▶ _EXERCISE REQUIREMENTS_: Nothing but an exact repeat of the entries below should appear in your answer.

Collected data
++++++

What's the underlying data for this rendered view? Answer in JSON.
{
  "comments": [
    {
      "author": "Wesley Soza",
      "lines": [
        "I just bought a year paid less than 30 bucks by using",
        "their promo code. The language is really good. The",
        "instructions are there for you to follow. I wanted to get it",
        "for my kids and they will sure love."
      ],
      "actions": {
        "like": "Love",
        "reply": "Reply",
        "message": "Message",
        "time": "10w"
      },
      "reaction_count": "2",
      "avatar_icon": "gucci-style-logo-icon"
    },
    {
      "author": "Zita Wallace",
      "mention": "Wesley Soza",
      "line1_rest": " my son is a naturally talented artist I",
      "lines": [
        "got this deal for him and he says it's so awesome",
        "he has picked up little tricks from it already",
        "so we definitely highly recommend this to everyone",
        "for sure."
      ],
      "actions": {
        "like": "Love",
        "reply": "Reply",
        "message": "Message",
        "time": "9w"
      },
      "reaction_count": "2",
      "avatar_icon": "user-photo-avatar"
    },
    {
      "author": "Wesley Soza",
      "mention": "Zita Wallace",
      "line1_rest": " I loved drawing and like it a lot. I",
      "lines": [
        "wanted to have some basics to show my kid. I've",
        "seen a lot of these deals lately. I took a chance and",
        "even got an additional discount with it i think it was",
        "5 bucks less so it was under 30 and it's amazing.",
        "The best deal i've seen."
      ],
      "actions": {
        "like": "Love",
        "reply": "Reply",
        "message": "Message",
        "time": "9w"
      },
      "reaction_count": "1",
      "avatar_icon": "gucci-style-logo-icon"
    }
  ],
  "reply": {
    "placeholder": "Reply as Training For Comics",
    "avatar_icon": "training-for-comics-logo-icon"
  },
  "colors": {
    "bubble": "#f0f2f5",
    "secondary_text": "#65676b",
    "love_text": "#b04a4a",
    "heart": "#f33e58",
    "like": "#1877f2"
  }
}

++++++

▶ _RESPONSE BELOW_:
What's the underlying data for this rendered view? Answer in JSON.
{
  "comments": [
    {
      "author": "Wesley Soza",
      "lines": [
        "I just bought a year paid less than 30 bucks by using",
        "their promo code. The language is really good. The",
        "instructions are there for you to follow. I wanted to get it",
        "for my kids and they will sure love."
      ],
      "actions": {
        "like": "Love",
        "reply": "Reply",
        "message": "Message",
        "time": "10w"
      },
      "reaction_count": "2",
      "avatar_icon": "gucci-style-logo-icon"
    },
    {
      "author": "Zita Wallace",
      "mention": "Wesley Soza",
      "line1_rest": " my son is a naturally talented artist I",
      "lines": [
        "got this deal for him and he says it's so awesome",
        "he has picked up little tricks from it already",
        "so we definitely highly recommend this to everyone",
        "for sure."
      ],
      "actions": {
        "like": "Love",
        "reply": "Reply",
        "message": "Message",
        "time": "9w"
      },
      "reaction_count": "2",
      "avatar_icon": "user-photo-avatar"
    },
    {
      "author": "Wesley Soza",
      "mention": "Zita Wallace",
      "line1_rest": " I loved drawing and like it a lot. I",
      "lines": [
        "wanted to have some basics to show my kid. I've",
        "seen a lot of these deals lately. I took a chance and",
        "even got an additional discount with it i think it was",
        "5 bucks less so it was under 30 and it's amazing.",
        "The best deal i've seen."
      ],
      "actions": {
        "like": "Love",
        "reply": "Reply",
        "message": "Message",
        "time": "9w"
      },
      "reaction_count": "1",
      "avatar_icon": "gucci-style-logo-icon"
    }
  ],
  "reply": {
    "placeholder": "Reply as Training For Comics",
    "avatar_icon": "training-for-comics-logo-icon"
  },
  "colors": {
    "bubble": "#f0f2f5",
    "secondary_text": "#65676b",
    "love_text": "#b04a4a",
    "heart": "#f33e58",
    "like": "#1877f2"
  }
}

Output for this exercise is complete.